Why use Cryostat agent

Why should you use the Cryostat agent with your applications? Let’s start with a brief recap of why to use Cryostat:

  1. To discover and map out your Java applications and their deployment topology.
  2. To gather JDK Flight Recorder data from your applications.
  3. To store that JFR data in an in-cluster volume.
  4. To perform online analysis of that JFR data without the raw data leaving the cluster.

As previously mentioned, Cryostat has historically required target applications to expose a JMX port. Cryostat talks to the application JVM over this JMX port to start and stop JFR recordings and to pull JFR files over the network, enabling the ability to store and analyze this JFR data. But, JMX has a very large surface area, can be difficult to secure, and may be undesirable even behind the curtains of a Red Hat OpenShift internal network service.

Since the Cryostat agent exposes a small, readonly HTTP API, it can be much easier to audit and secure than a JMX port. The agent does not allow for remote dynamic start/stop of JFR recordings, nor does it allow for remote pulling of JFR data. Instead, SmallRye config properties must configure a Cryostat server URL to communicate with and a schedule for pushing collected JFR recordings. The Cryostat agent knows how to register itself with the Cryostat server as a Discovery Plugin, how to publish a description of itself to the server, how to respond to requests for information about what JFR event types, event templates, and recordings are present in the application JVM, and how to secure its HTTP API so that only the Cryostat server it has registered with is able to request that information. This way, the Cryostat console can still be used to visualize the deployment topology including Cryostat agent instances. The JFR data pushed by agents is properly associated with the agent that pushed it, and that data is stored in the same volume that Cryostat normally uses. Of course, Cryostat’s online analysis tools can be used on this JFR data regardless of whether it was pulled over JMX or pushed over HTTP.

How to use Cryostat agent

How does one get started with the Cryostat agent? Let’s use a Quarkus application as an example. Applications built on frameworks other than Quarkus, or with tools other than Maven, should be similar. First, we will modify the application pom.xml to add a dependency on the Cryostat agent:



These three sections define the GitHub packages repository to pull the upstream Cryostat agent build, define the agent version to use and the version of a build plugin for packaging it with our application, and finally, configure the build plugin to include the agent in our application build output as a separate JAR.

Next, let’s modify the Quarkus Dockerfile.jvm:



# We make four distinct layers so if there are application changes the library layers can be re-used
COPY --chown=185 target/quarkus-app/lib/ /deployments/lib/
COPY --chown=185 target/quarkus-app/*.jar /deployments/
COPY --chown=185 target/quarkus-app/app/ /deployments/app/
COPY --chown=185 target/quarkus-app/quarkus/ /deployments/quarkus/

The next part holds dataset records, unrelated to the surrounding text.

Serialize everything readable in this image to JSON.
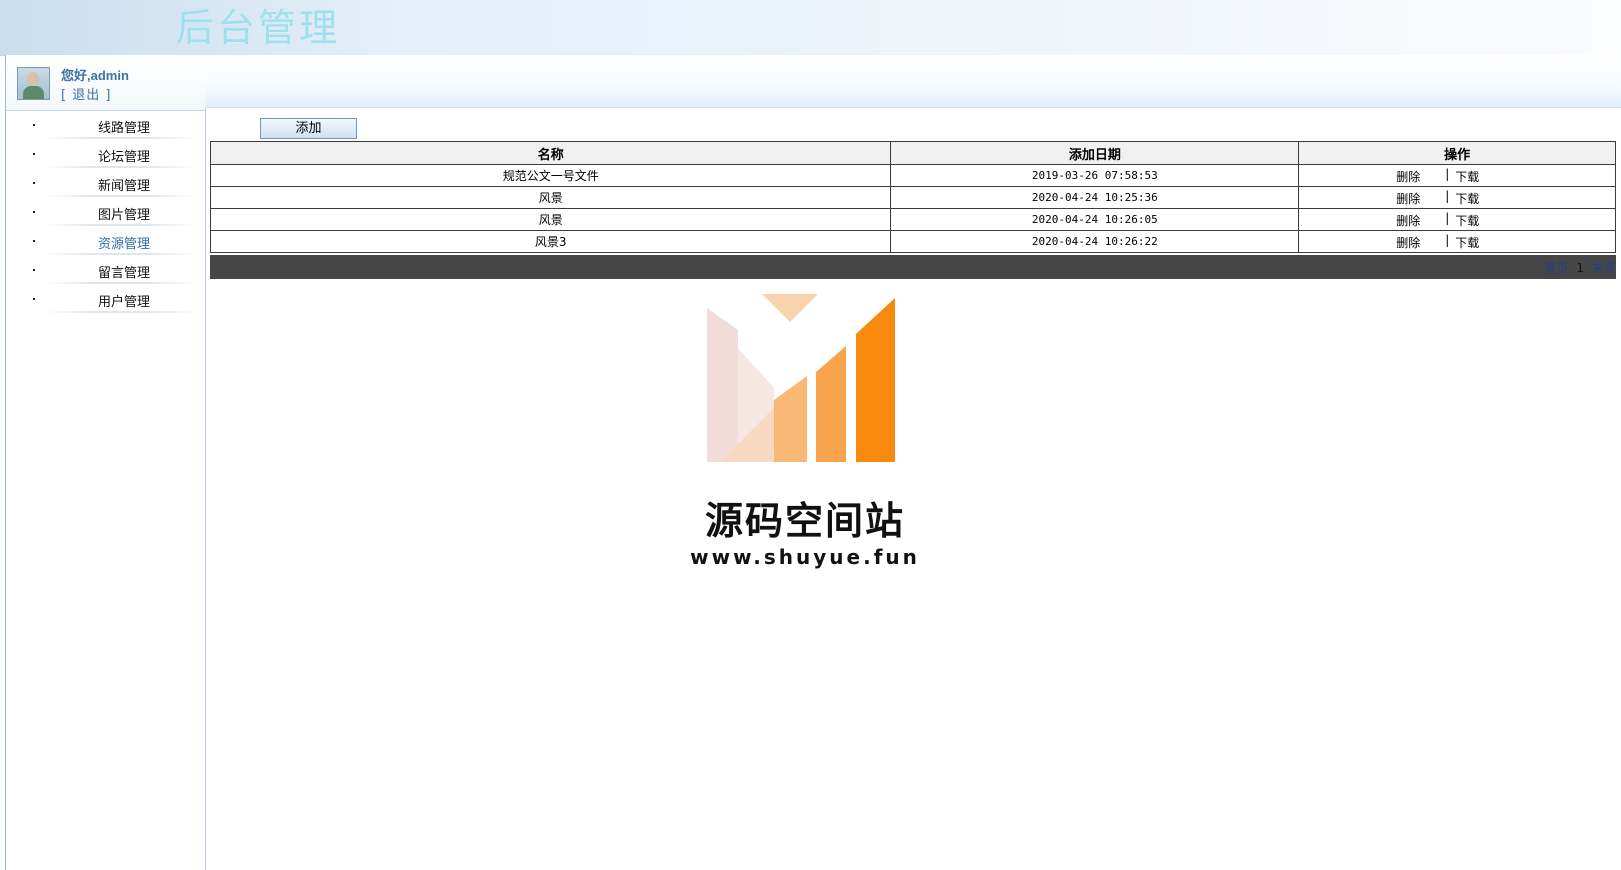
{
  "header": {
    "title": "后台管理"
  },
  "user": {
    "greeting": "您好,admin",
    "logout": "[   退出   ]"
  },
  "sidebar": {
    "items": [
      {
        "label": "线路管理",
        "active": false
      },
      {
        "label": "论坛管理",
        "active": false
      },
      {
        "label": "新闻管理",
        "active": false
      },
      {
        "label": "图片管理",
        "active": false
      },
      {
        "label": "资源管理",
        "active": true
      },
      {
        "label": "留言管理",
        "active": false
      },
      {
        "label": "用户管理",
        "active": false
      }
    ]
  },
  "toolbar": {
    "add_label": "添加"
  },
  "table": {
    "headers": [
      "名称",
      "添加日期",
      "操作"
    ],
    "rows": [
      {
        "name": "规范公文一号文件",
        "date": "2019-03-26 07:58:53",
        "delete": "删除",
        "separator": "|",
        "download": "下载"
      },
      {
        "name": "风景",
        "date": "2020-04-24 10:25:36",
        "delete": "删除",
        "separator": "|",
        "download": "下载"
      },
      {
        "name": "风景",
        "date": "2020-04-24 10:26:05",
        "delete": "删除",
        "separator": "|",
        "download": "下载"
      },
      {
        "name": "风景3",
        "date": "2020-04-24 10:26:22",
        "delete": "删除",
        "separator": "|",
        "download": "下载"
      }
    ]
  },
  "pagination": {
    "first": "首页",
    "current": "1",
    "last": "末页"
  },
  "watermark": {
    "name": "源码空间站",
    "url": "www.shuyue.fun"
  },
  "colors": {
    "link": "#3d72a3",
    "pager_bar": "#464646",
    "brand_orange": "#f7890f"
  }
}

# add the Cryostat Agent JAR to the application image
COPY --chown=185 target/dependency/cryostat-agent.jar /deployments/app/

USER 185
# Add the -javaagent flag so that the JVM loads the Cryostat Agent on startup
ENV JAVA_OPTS=" -javaagent:/deployments/app/cryostat-agent.jar"
ENV JAVA_APP_JAR="/deployments/quarkus-run.jar"

The last COPY ensures that the Cryostat agent JAR is included in the application image, and the JAVA_OPTS sets the default launch command line to include a flag to load the agent at application startup. When we deploy this application, we must also set the SmallRye config properties cryostat.agent.callback and cryostat.agent.baseuri separately, as previously mentioned.

The benefits of using Cryostat agent

Congratulations! You have successfully bundled your application with the Cryostat agent. Now, you can enjoy the many benefits such as:

  • Providing a simple read-only HTTP API for retrieving recording data without exposing a potentially unsafe JMX port.
  • Allowing Cryostat to discover your application.
  • Enabling additional features on your application such as pushing collected JFR data to Cryostat on application shutdown.
  • Pushing collected JFR data to Cryostat on a fixed schedule for monitoring.
Last updated: September 19, 2023